Misliya Cave on Israel’s Mount Carmel has yielded what its discoverers regard as a partial Homo sapiens jaw with an estimated age of between around 177,000 and 194,...
Letters to the Editor
Pedal to the universal metal01/24/2018 - 13:34 Cosmology, Archaeology, Astronomy
Some cosmologists hope to explain the universe’s accelerating expansion by fully accounting for the universe’s lumpiness, Emily Conover reported in “Simulating the universe using Einstein’s theory of gravity may solve cosmic puzzles” (SN: 11/25/17, p. 22).
The universe’s accelerating expansion “is apparently based on the observation of objects that are...
A teenage girl climbed into an underground cave around 13,000 years ago. Edging through the ink-dark chamber, she accidentally plunged to her death at the bottom of a deep pit.

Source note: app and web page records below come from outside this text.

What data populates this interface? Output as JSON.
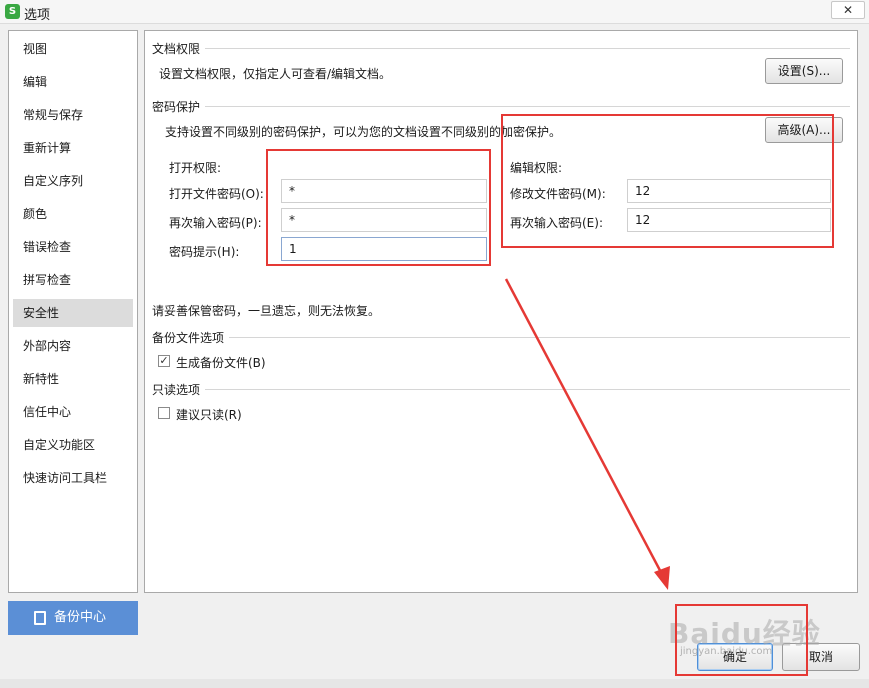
{
  "window": {
    "title": "选项",
    "app_icon_glyph": "S",
    "close_glyph": "✕"
  },
  "sidebar": {
    "items": [
      {
        "label": "视图"
      },
      {
        "label": "编辑"
      },
      {
        "label": "常规与保存"
      },
      {
        "label": "重新计算"
      },
      {
        "label": "自定义序列"
      },
      {
        "label": "颜色"
      },
      {
        "label": "错误检查"
      },
      {
        "label": "拼写检查"
      },
      {
        "label": "安全性",
        "active": true
      },
      {
        "label": "外部内容"
      },
      {
        "label": "新特性"
      },
      {
        "label": "信任中心"
      },
      {
        "label": "自定义功能区"
      },
      {
        "label": "快速访问工具栏"
      }
    ],
    "backup_center_label": "备份中心"
  },
  "doc_permissions": {
    "heading": "文档权限",
    "description": "设置文档权限，仅指定人可查看/编辑文档。",
    "settings_button": "设置(S)..."
  },
  "password_protection": {
    "heading": "密码保护",
    "description": "支持设置不同级别的密码保护，可以为您的文档设置不同级别的加密保护。",
    "advanced_button": "高级(A)...",
    "open": {
      "heading": "打开权限:",
      "password_label": "打开文件密码(O):",
      "password_value": "*",
      "confirm_label": "再次输入密码(P):",
      "confirm_value": "*",
      "hint_label": "密码提示(H):",
      "hint_value": "1"
    },
    "edit": {
      "heading": "编辑权限:",
      "password_label": "修改文件密码(M):",
      "password_value": "12",
      "confirm_label": "再次输入密码(E):",
      "confirm_value": "12"
    },
    "warning": "请妥善保管密码，一旦遗忘，则无法恢复。"
  },
  "backup_options": {
    "heading": "备份文件选项",
    "create_backup_label": "生成备份文件(B)",
    "create_backup_checked": true,
    "checkmark_glyph": "✓"
  },
  "readonly_options": {
    "heading": "只读选项",
    "recommend_readonly_label": "建议只读(R)",
    "recommend_readonly_checked": false
  },
  "footer": {
    "ok_label": "确定",
    "cancel_label": "取消"
  },
  "watermark": {
    "text": "Baidu经验",
    "url": "jingyan.baidu.com"
  },
  "colors": {
    "annotation_red": "#e53935",
    "backup_button_blue": "#5b8fd6",
    "active_item_bg": "#dcdcdc"
  }
}
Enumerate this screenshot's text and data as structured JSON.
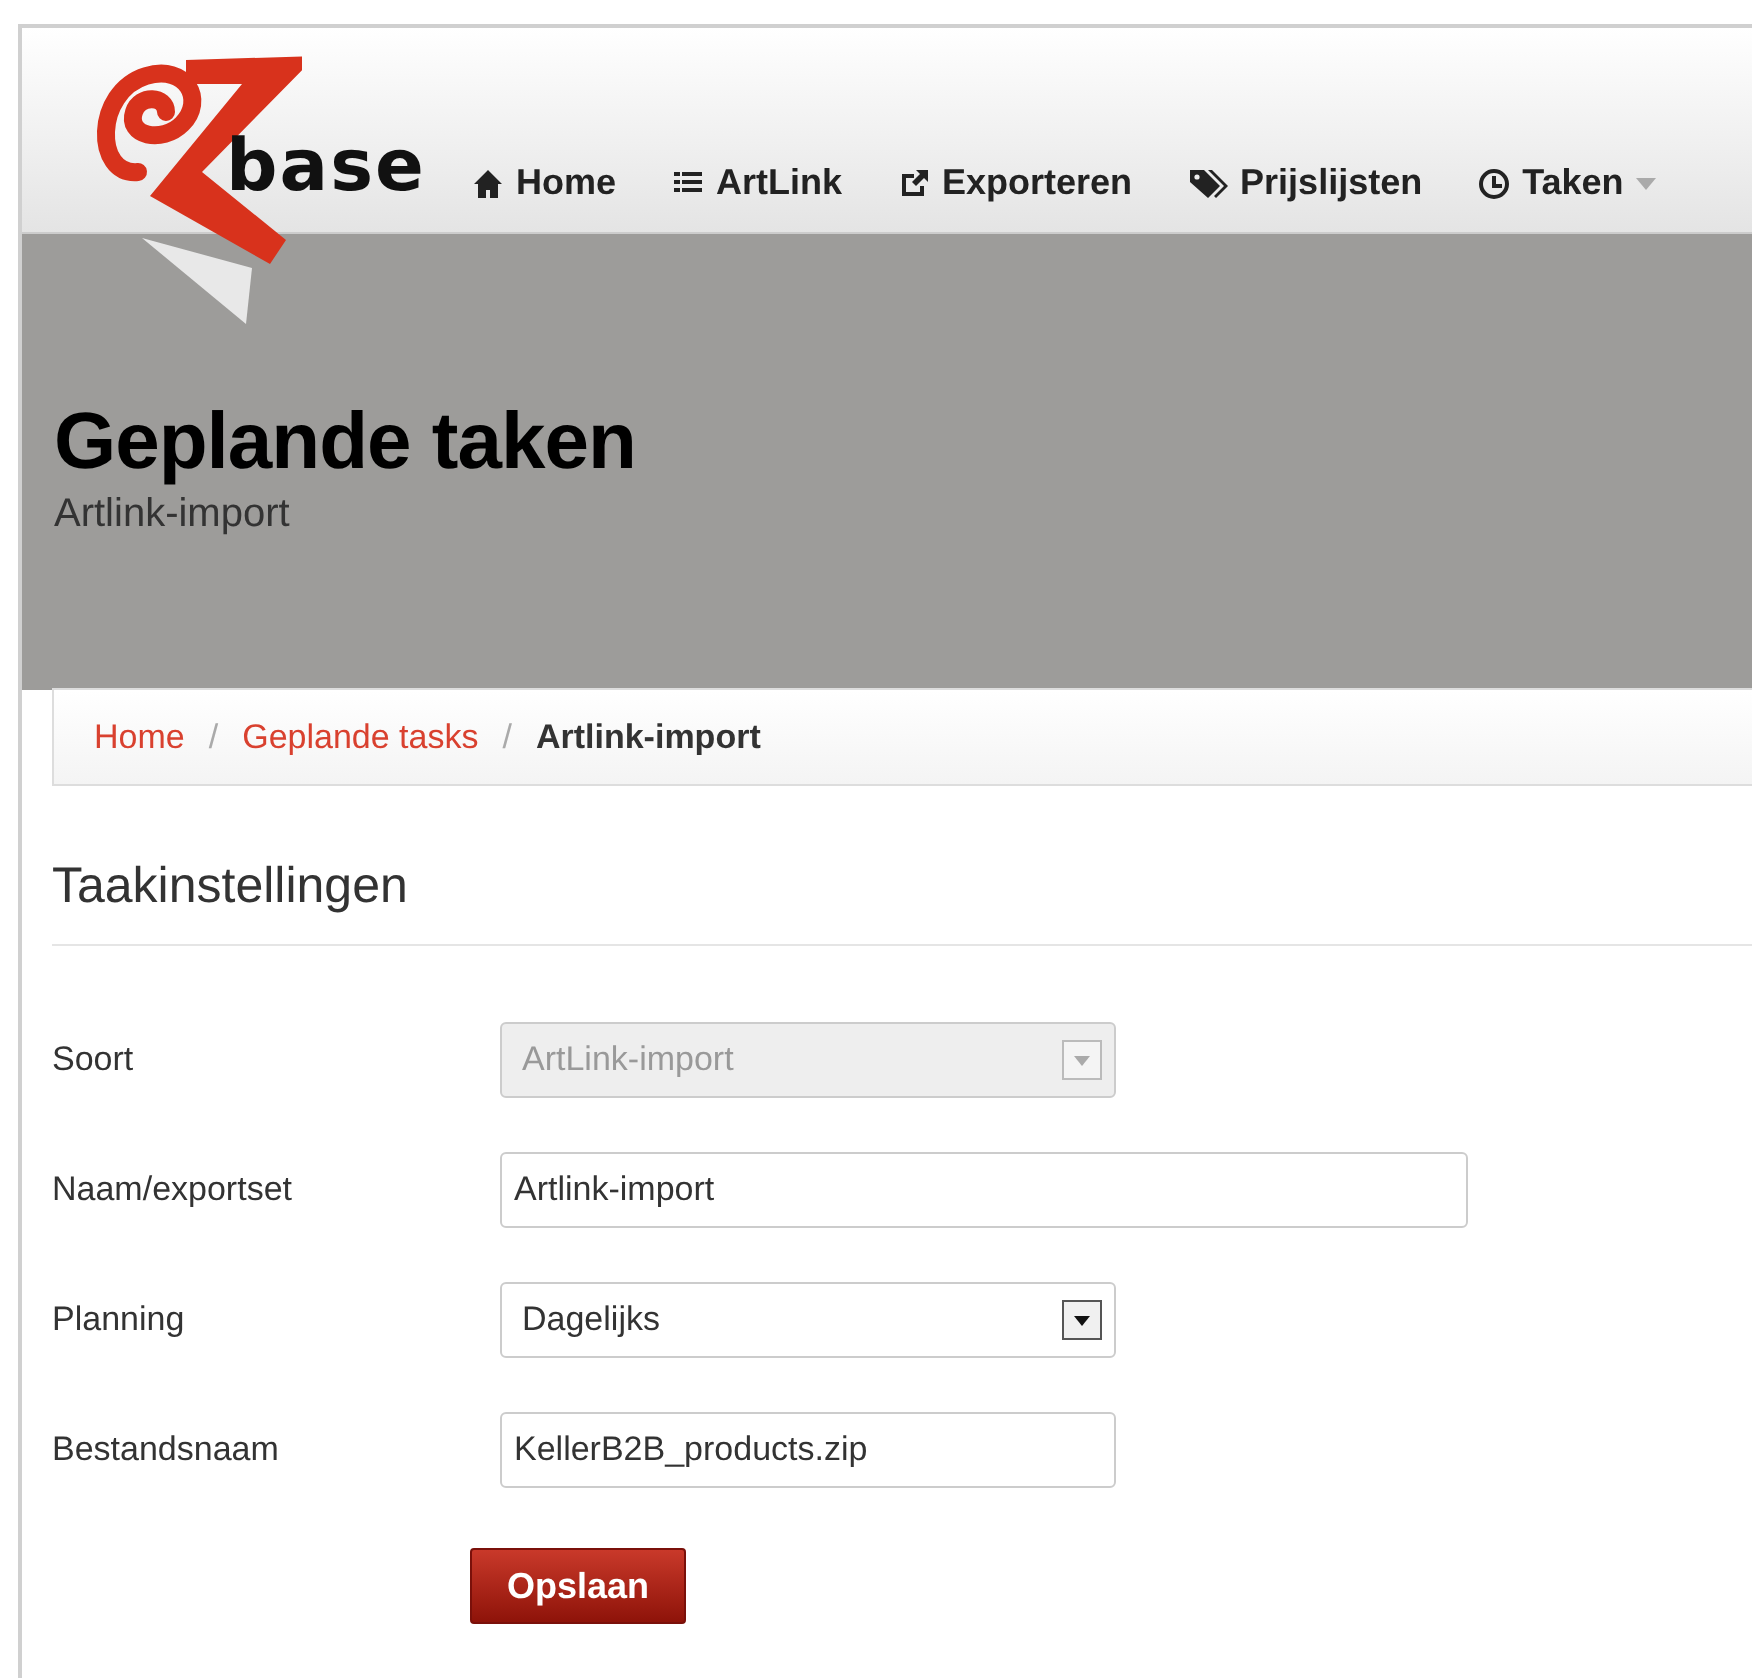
{
  "logo": {
    "text": "base"
  },
  "nav": [
    {
      "label": "Home",
      "kind": "home"
    },
    {
      "label": "ArtLink",
      "kind": "list"
    },
    {
      "label": "Exporteren",
      "kind": "export"
    },
    {
      "label": "Prijslijsten",
      "kind": "tags"
    },
    {
      "label": "Taken",
      "kind": "clock",
      "dropdown": true
    }
  ],
  "header": {
    "title": "Geplande taken",
    "subtitle": "Artlink-import"
  },
  "breadcrumb": [
    {
      "label": "Home",
      "link": true
    },
    {
      "label": "Geplande tasks",
      "link": true
    },
    {
      "label": "Artlink-import",
      "link": false
    }
  ],
  "breadcrumb_separator": "/",
  "section_title": "Taakinstellingen",
  "fields": [
    {
      "label": "Soort",
      "kind": "select",
      "value": "ArtLink-import",
      "disabled": true,
      "wide": false
    },
    {
      "label": "Naam/exportset",
      "kind": "text",
      "value": "Artlink-import",
      "disabled": false,
      "wide": true
    },
    {
      "label": "Planning",
      "kind": "select",
      "value": "Dagelijks",
      "disabled": false,
      "wide": false
    },
    {
      "label": "Bestandsnaam",
      "kind": "text",
      "value": "KellerB2B_products.zip",
      "disabled": false,
      "wide": false
    }
  ],
  "submit": "Opslaan"
}
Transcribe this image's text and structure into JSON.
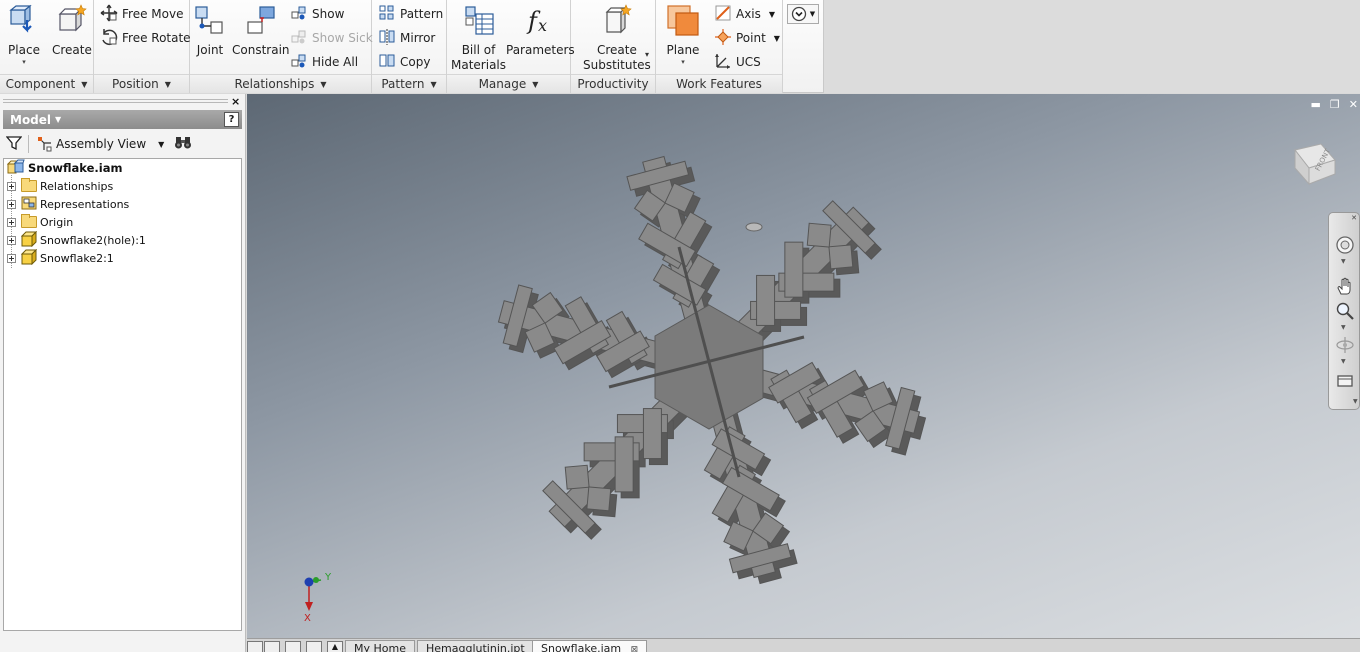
{
  "ribbon": {
    "component": {
      "place": "Place",
      "create": "Create",
      "footer": "Component"
    },
    "position": {
      "free_move": "Free Move",
      "free_rotate": "Free Rotate",
      "footer": "Position"
    },
    "relationships": {
      "joint": "Joint",
      "constrain": "Constrain",
      "show": "Show",
      "show_sick": "Show Sick",
      "hide_all": "Hide All",
      "footer": "Relationships"
    },
    "pattern": {
      "pattern": "Pattern",
      "mirror": "Mirror",
      "copy": "Copy",
      "footer": "Pattern"
    },
    "manage": {
      "bill_line1": "Bill of",
      "bill_line2": "Materials",
      "parameters": "Parameters",
      "footer": "Manage"
    },
    "productivity": {
      "create_line1": "Create",
      "create_line2": "Substitutes",
      "footer": "Productivity"
    },
    "work_features": {
      "plane": "Plane",
      "axis": "Axis",
      "point": "Point",
      "ucs": "UCS",
      "footer": "Work Features"
    }
  },
  "browser": {
    "title": "Model",
    "help": "?",
    "close": "×",
    "view_label": "Assembly View",
    "tree": {
      "root": "Snowflake.iam",
      "items": [
        {
          "label": "Relationships",
          "icon": "folder-icon"
        },
        {
          "label": "Representations",
          "icon": "representations-icon"
        },
        {
          "label": "Origin",
          "icon": "folder-icon"
        },
        {
          "label": "Snowflake2(hole):1",
          "icon": "part-icon"
        },
        {
          "label": "Snowflake2:1",
          "icon": "part-icon"
        }
      ]
    }
  },
  "viewport": {
    "viewcube_face": "FRONT",
    "triad_y": "Y",
    "triad_x": "X",
    "colors": {
      "bg_top": "#5d6874",
      "bg_bottom": "#dcdfe2",
      "model": "#7e7e7e"
    }
  },
  "tabs": [
    {
      "label": "My Home",
      "active": false
    },
    {
      "label": "Hemagglutinin.ipt",
      "active": false
    },
    {
      "label": "Snowflake.iam",
      "active": true
    }
  ]
}
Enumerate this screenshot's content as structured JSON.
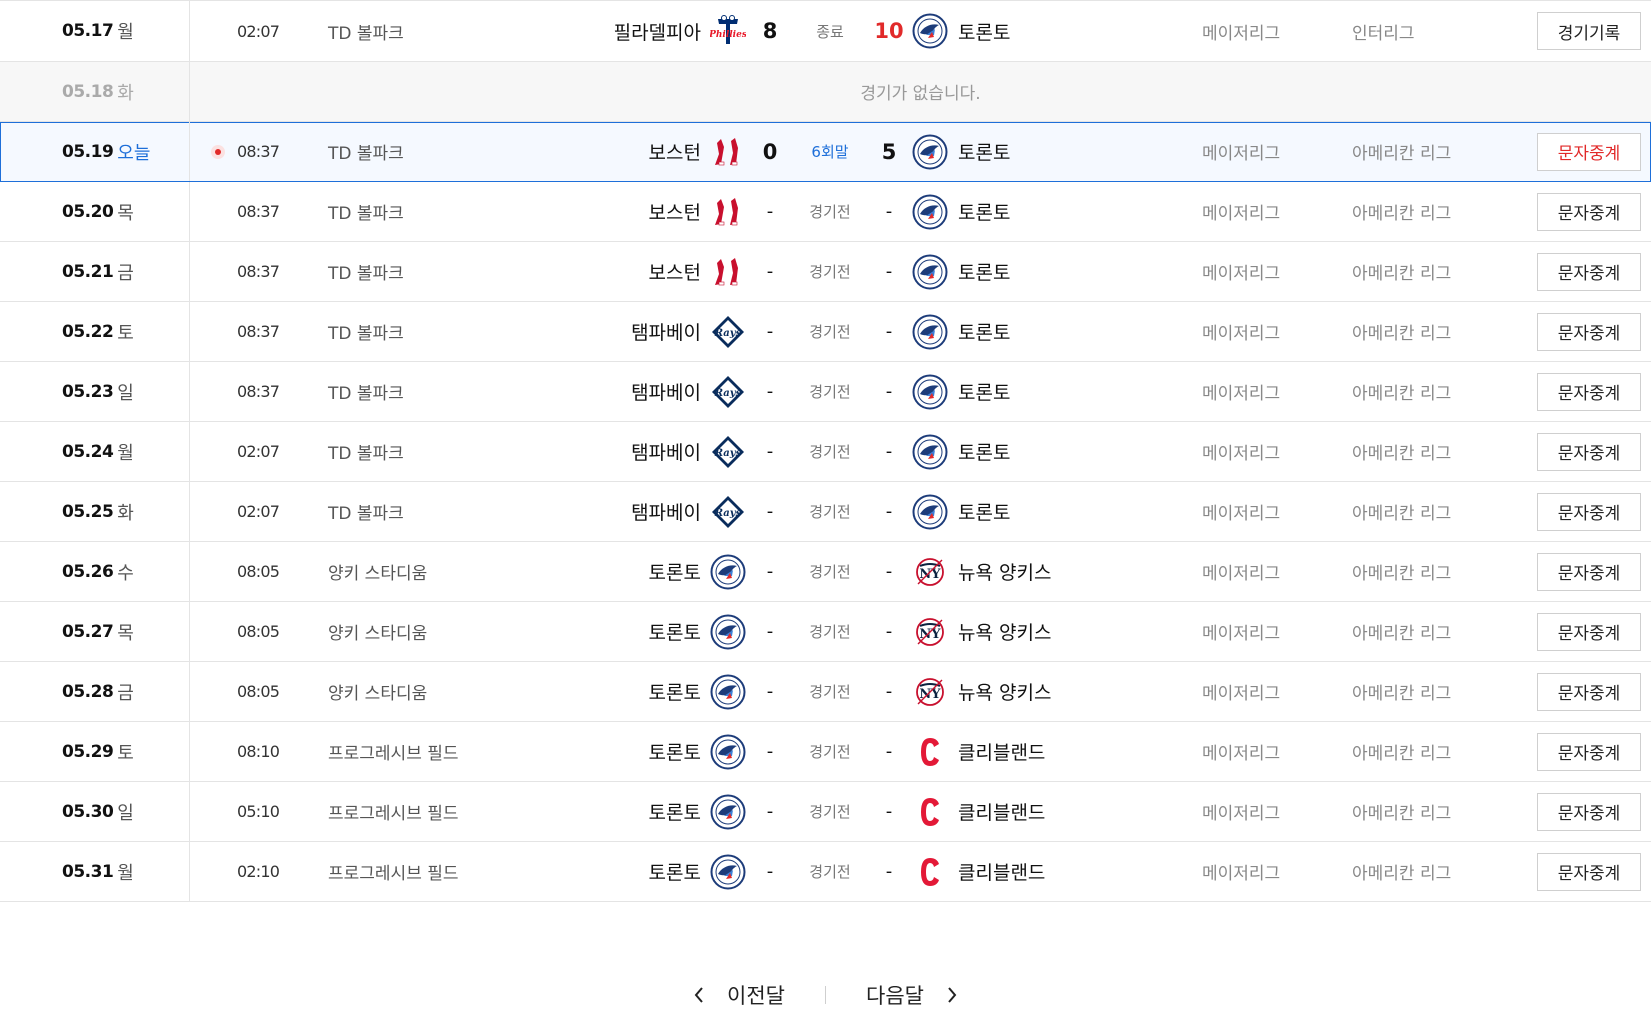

Rising seas eventually inundated the cave, located on Central America’s Yucatán Peninsula. But that didn’t stop scuba divers from finding and retrieving much of the girl’s skeleton in 2007.
“First Face of...
A pair of ancient Egyptian mummies, known for more than a century as the Two Brothers, were actually half brothers, a new study of their DNA finds.
These two, high-ranking men shared a mother, but had different fathers, say archaeogeneticist Konstantina Drosou of the University of Manchester in England and her colleagues. That muted family tie came to light thanks to the successful...
Dead Sea Scrolls safe
The famous Dead Sea Scrolls, rumored lost or damaged during the June war between Israel and Egypt, are safe, according to Antiquity…. On the eve of the war they were packed up and put safely in a strong room in the basement of the Palestine Archaeological Museum (Rockefeller Museum), according to a reliable authority. — Science News, January 20, 1968Update...